TASK INPUTS Block Start
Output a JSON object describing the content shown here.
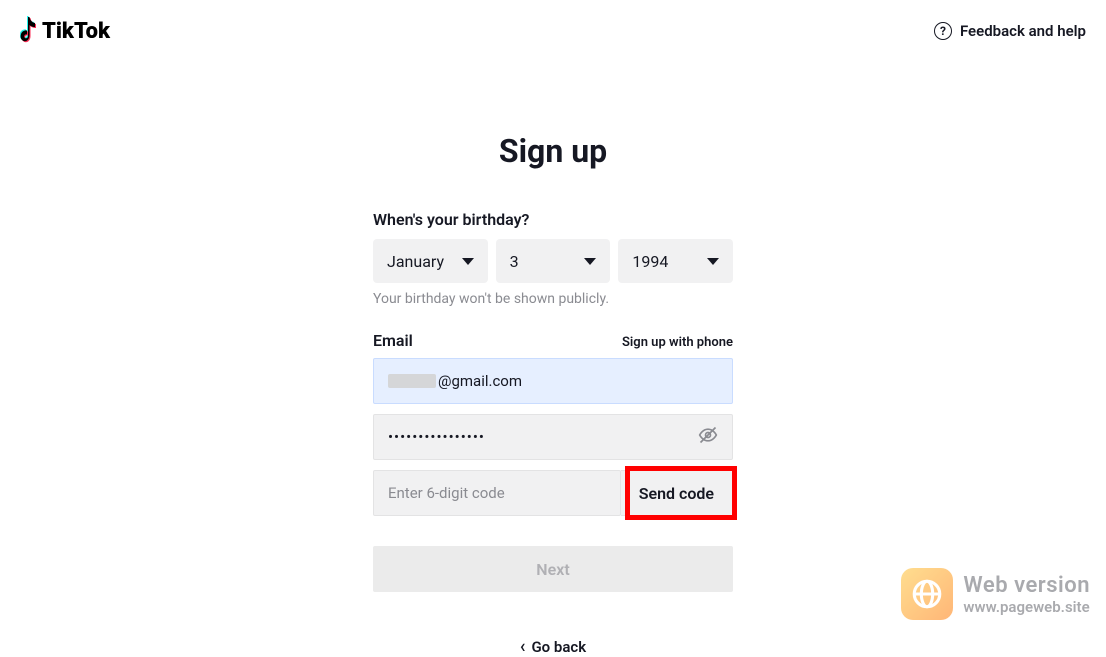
{
  "header": {
    "brand": "TikTok",
    "help_label": "Feedback and help"
  },
  "form": {
    "title": "Sign up",
    "birthday_label": "When's your birthday?",
    "month_value": "January",
    "day_value": "3",
    "year_value": "1994",
    "birthday_hint": "Your birthday won't be shown publicly.",
    "email_label": "Email",
    "phone_link": "Sign up with phone",
    "email_value": "@gmail.com",
    "password_value": "••••••••••••••••",
    "code_placeholder": "Enter 6-digit code",
    "send_code_label": "Send code",
    "next_label": "Next",
    "go_back_label": "Go back"
  },
  "watermark": {
    "line1": "Web version",
    "line2": "www.pageweb.site"
  }
}
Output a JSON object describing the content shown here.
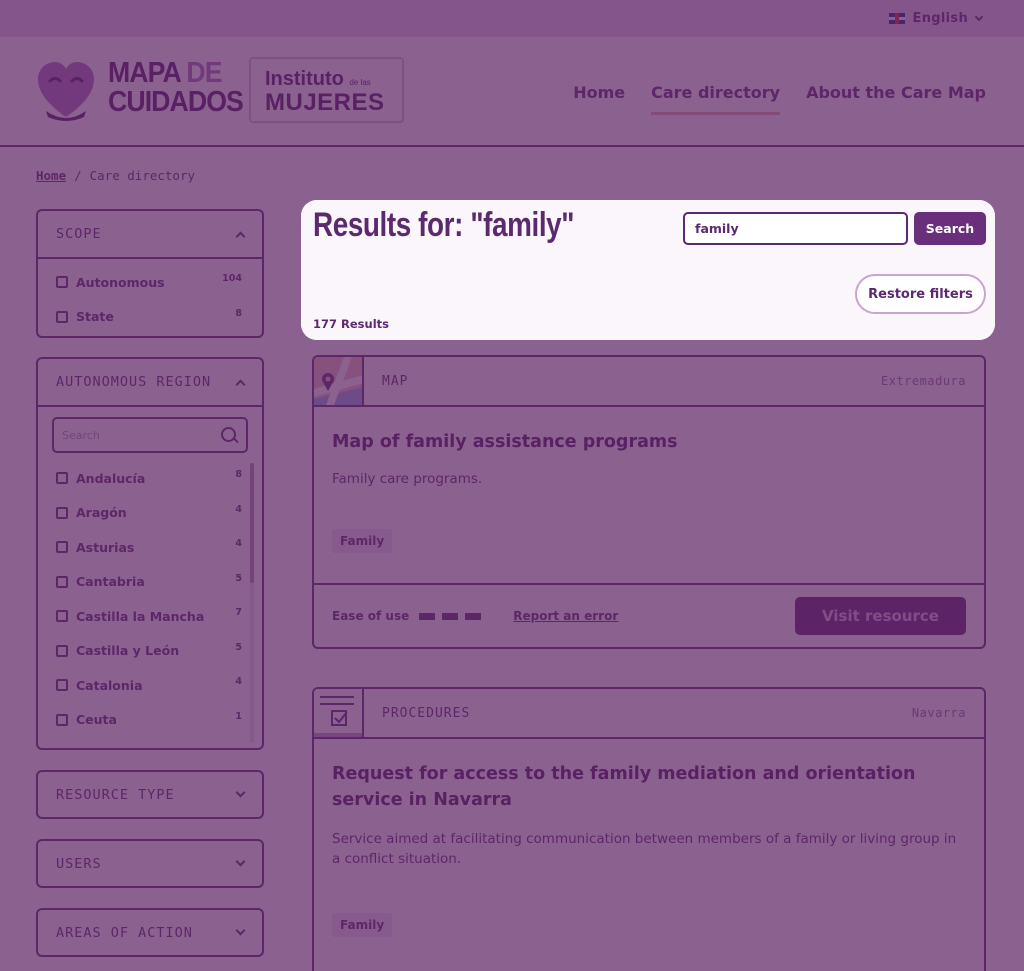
{
  "topbar": {
    "language": "English"
  },
  "header": {
    "logo_line1": "MAPA",
    "logo_line1_accent": "DE",
    "logo_line2": "CUIDADOS",
    "institute_line1": "Instituto",
    "institute_small": "de las",
    "institute_line2": "MUJERES",
    "nav": [
      {
        "label": "Home"
      },
      {
        "label": "Care directory",
        "active": true
      },
      {
        "label": "About the Care Map"
      }
    ]
  },
  "breadcrumb": {
    "home": "Home",
    "separator": "/",
    "current": "Care directory"
  },
  "sidebar": {
    "scope": {
      "title": "SCOPE",
      "options": [
        {
          "label": "Autonomous",
          "count": "104"
        },
        {
          "label": "State",
          "count": "8"
        }
      ]
    },
    "region": {
      "title": "AUTONOMOUS REGION",
      "search_placeholder": "Search",
      "options": [
        {
          "label": "Andalucía",
          "count": "8"
        },
        {
          "label": "Aragón",
          "count": "4"
        },
        {
          "label": "Asturias",
          "count": "4"
        },
        {
          "label": "Cantabria",
          "count": "5"
        },
        {
          "label": "Castilla la Mancha",
          "count": "7"
        },
        {
          "label": "Castilla y León",
          "count": "5"
        },
        {
          "label": "Catalonia",
          "count": "4"
        },
        {
          "label": "Ceuta",
          "count": "1"
        }
      ]
    },
    "resource_type": {
      "title": "RESOURCE TYPE"
    },
    "users": {
      "title": "USERS"
    },
    "areas": {
      "title": "AREAS OF ACTION"
    }
  },
  "results": {
    "title": "Results for: \"family\"",
    "search_value": "family",
    "search_button": "Search",
    "restore_button": "Restore filters",
    "count_text": "177 Results"
  },
  "cards": [
    {
      "type": "MAP",
      "region": "Extremadura",
      "title": "Map of family assistance programs",
      "description": "Family care programs.",
      "tag": "Family",
      "ease_label": "Ease of use",
      "report_label": "Report an error",
      "visit_label": "Visit resource"
    },
    {
      "type": "PROCEDURES",
      "region": "Navarra",
      "title": "Request for access to the family mediation and orientation service in Navarra",
      "description": "Service aimed at facilitating communication between members of a family or living group in a conflict situation.",
      "tag": "Family"
    }
  ],
  "colors": {
    "primary": "#5b2a6e",
    "button": "#6a2f7a",
    "overlay": "#581e60",
    "highlight_bg": "#fbf6fc",
    "accent_underline": "#e6b9a8"
  },
  "icons": {
    "language": "uk-flag-icon",
    "heart_logo": "heart-logo-icon",
    "search": "search-icon",
    "map_thumb": "map-pin-icon",
    "procedures_thumb": "checklist-icon"
  }
}
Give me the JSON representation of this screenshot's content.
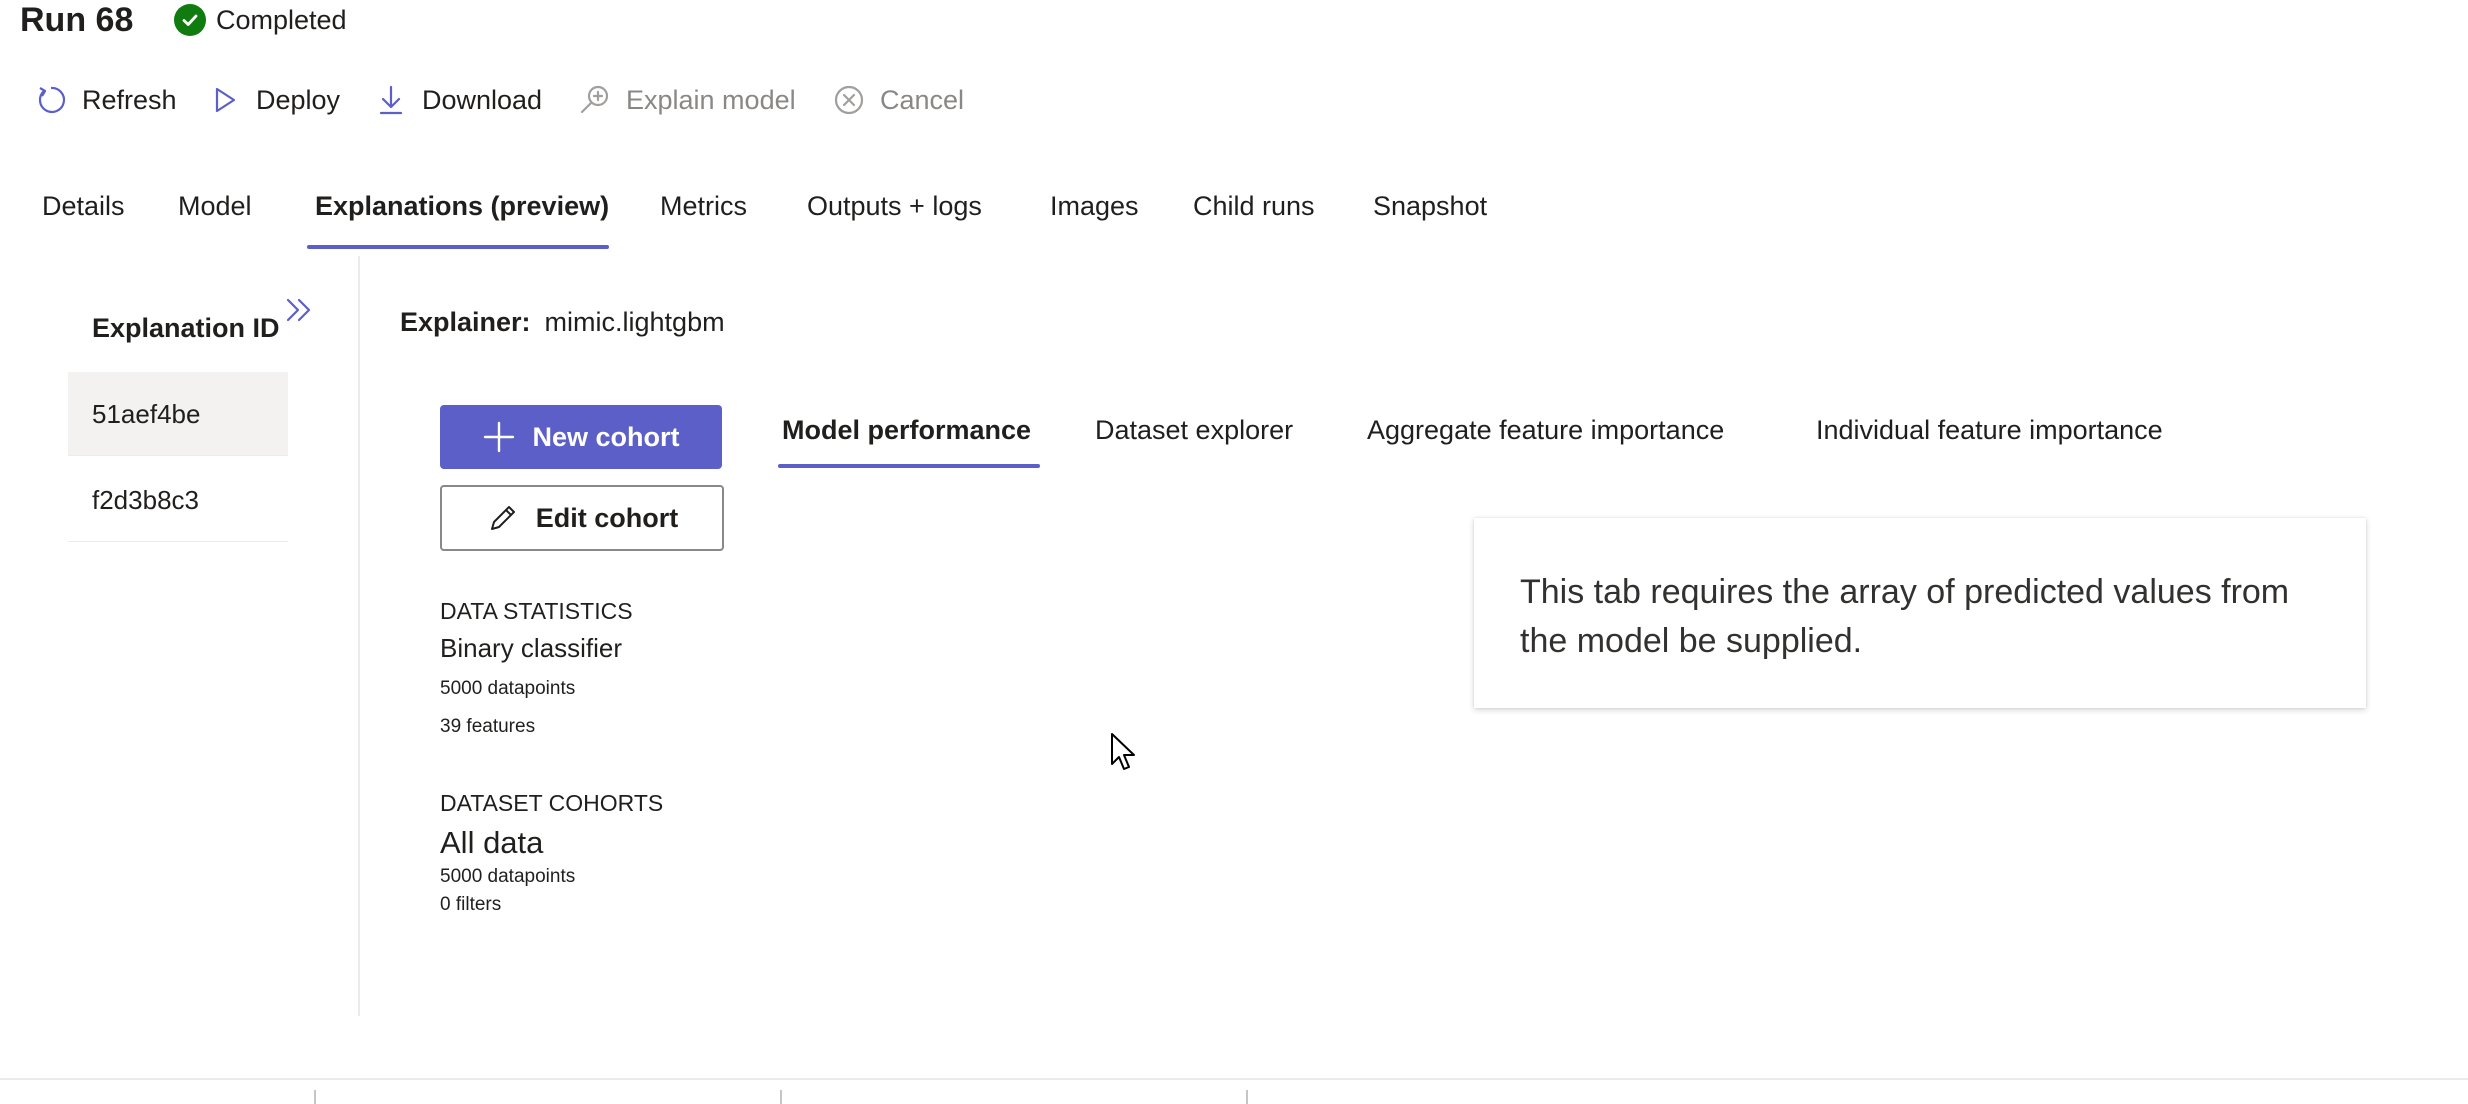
{
  "header": {
    "title": "Run 68",
    "status": "Completed",
    "status_color": "#107c10"
  },
  "toolbar": {
    "refresh": "Refresh",
    "deploy": "Deploy",
    "download": "Download",
    "explain_model": "Explain model",
    "cancel": "Cancel"
  },
  "tabs": [
    {
      "label": "Details"
    },
    {
      "label": "Model"
    },
    {
      "label": "Explanations (preview)",
      "active": true
    },
    {
      "label": "Metrics"
    },
    {
      "label": "Outputs + logs"
    },
    {
      "label": "Images"
    },
    {
      "label": "Child runs"
    },
    {
      "label": "Snapshot"
    }
  ],
  "explanations": {
    "header": "Explanation ID",
    "items": [
      {
        "id": "51aef4be",
        "selected": true
      },
      {
        "id": "f2d3b8c3"
      }
    ]
  },
  "explainer": {
    "label": "Explainer:",
    "value": "mimic.lightgbm"
  },
  "cohort": {
    "new_label": "New cohort",
    "edit_label": "Edit cohort"
  },
  "data_statistics": {
    "heading": "DATA STATISTICS",
    "type": "Binary classifier",
    "datapoints": "5000 datapoints",
    "features": "39 features"
  },
  "dataset_cohorts": {
    "heading": "DATASET COHORTS",
    "name": "All data",
    "datapoints": "5000 datapoints",
    "filters": "0 filters"
  },
  "subtabs": [
    {
      "label": "Model performance",
      "active": true
    },
    {
      "label": "Dataset explorer"
    },
    {
      "label": "Aggregate feature importance"
    },
    {
      "label": "Individual feature importance"
    }
  ],
  "message": "This tab requires the array of predicted values from the model be supplied.",
  "colors": {
    "accent": "#5b5fc7",
    "success": "#107c10"
  }
}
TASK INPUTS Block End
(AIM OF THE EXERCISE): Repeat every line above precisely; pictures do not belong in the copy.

(WRITTEN RESPONSE):
Output a JSON object describing the content shown here.
{
  "header": {
    "brand": "TikTok",
    "help_label": "Feedback and help"
  },
  "form": {
    "title": "Sign up",
    "birthday_label": "When's your birthday?",
    "month_value": "January",
    "day_value": "3",
    "year_value": "1994",
    "birthday_hint": "Your birthday won't be shown publicly.",
    "email_label": "Email",
    "phone_link": "Sign up with phone",
    "email_value": "@gmail.com",
    "password_value": "••••••••••••••••",
    "code_placeholder": "Enter 6-digit code",
    "send_code_label": "Send code",
    "next_label": "Next",
    "go_back_label": "Go back"
  },
  "watermark": {
    "line1": "Web version",
    "line2": "www.pageweb.site"
  }
}
Output a JSON object describing the content shown here.
{
  "topbar": {
    "language": "English"
  },
  "header": {
    "logo_line1": "MAPA",
    "logo_line1_accent": "DE",
    "logo_line2": "CUIDADOS",
    "institute_line1": "Instituto",
    "institute_small": "de las",
    "institute_line2": "MUJERES",
    "nav": [
      {
        "label": "Home"
      },
      {
        "label": "Care directory",
        "active": true
      },
      {
        "label": "About the Care Map"
      }
    ]
  },
  "breadcrumb": {
    "home": "Home",
    "separator": "/",
    "current": "Care directory"
  },
  "sidebar": {
    "scope": {
      "title": "SCOPE",
      "options": [
        {
          "label": "Autonomous",
          "count": "104"
        },
        {
          "label": "State",
          "count": "8"
        }
      ]
    },
    "region": {
      "title": "AUTONOMOUS REGION",
      "search_placeholder": "Search",
      "options": [
        {
          "label": "Andalucía",
          "count": "8"
        },
        {
          "label": "Aragón",
          "count": "4"
        },
        {
          "label": "Asturias",
          "count": "4"
        },
        {
          "label": "Cantabria",
          "count": "5"
        },
        {
          "label": "Castilla la Mancha",
          "count": "7"
        },
        {
          "label": "Castilla y León",
          "count": "5"
        },
        {
          "label": "Catalonia",
          "count": "4"
        },
        {
          "label": "Ceuta",
          "count": "1"
        }
      ]
    },
    "resource_type": {
      "title": "RESOURCE TYPE"
    },
    "users": {
      "title": "USERS"
    },
    "areas": {
      "title": "AREAS OF ACTION"
    }
  },
  "results": {
    "title": "Results for: \"family\"",
    "search_value": "family",
    "search_button": "Search",
    "restore_button": "Restore filters",
    "count_text": "177 Results"
  },
  "cards": [
    {
      "type": "MAP",
      "region": "Extremadura",
      "title": "Map of family assistance programs",
      "description": "Family care programs.",
      "tag": "Family",
      "ease_label": "Ease of use",
      "report_label": "Report an error",
      "visit_label": "Visit resource"
    },
    {
      "type": "PROCEDURES",
      "region": "Navarra",
      "title": "Request for access to the family mediation and orientation service in Navarra",
      "description": "Service aimed at facilitating communication between members of a family or living group in a conflict situation.",
      "tag": "Family"
    }
  ],
  "colors": {
    "primary": "#5b2a6e",
    "button": "#6a2f7a",
    "overlay": "#581e60",
    "highlight_bg": "#fbf6fc",
    "accent_underline": "#e6b9a8"
  },
  "icons": {
    "language": "uk-flag-icon",
    "heart_logo": "heart-logo-icon",
    "search": "search-icon",
    "map_thumb": "map-pin-icon",
    "procedures_thumb": "checklist-icon"
  }
}
Give me the JSON representation of this screenshot's content.
{
  "header": {
    "title": "Run 68",
    "status": "Completed",
    "status_color": "#107c10"
  },
  "toolbar": {
    "refresh": "Refresh",
    "deploy": "Deploy",
    "download": "Download",
    "explain_model": "Explain model",
    "cancel": "Cancel"
  },
  "tabs": [
    {
      "label": "Details"
    },
    {
      "label": "Model"
    },
    {
      "label": "Explanations (preview)",
      "active": true
    },
    {
      "label": "Metrics"
    },
    {
      "label": "Outputs + logs"
    },
    {
      "label": "Images"
    },
    {
      "label": "Child runs"
    },
    {
      "label": "Snapshot"
    }
  ],
  "explanations": {
    "header": "Explanation ID",
    "items": [
      {
        "id": "51aef4be",
        "selected": true
      },
      {
        "id": "f2d3b8c3"
      }
    ]
  },
  "explainer": {
    "label": "Explainer:",
    "value": "mimic.lightgbm"
  },
  "cohort": {
    "new_label": "New cohort",
    "edit_label": "Edit cohort"
  },
  "data_statistics": {
    "heading": "DATA STATISTICS",
    "type": "Binary classifier",
    "datapoints": "5000 datapoints",
    "features": "39 features"
  },
  "dataset_cohorts": {
    "heading": "DATASET COHORTS",
    "name": "All data",
    "datapoints": "5000 datapoints",
    "filters": "0 filters"
  },
  "subtabs": [
    {
      "label": "Model performance",
      "active": true
    },
    {
      "label": "Dataset explorer"
    },
    {
      "label": "Aggregate feature importance"
    },
    {
      "label": "Individual feature importance"
    }
  ],
  "message": "This tab requires the array of predicted values from the model be supplied.",
  "colors": {
    "accent": "#5b5fc7",
    "success": "#107c10"
  }
}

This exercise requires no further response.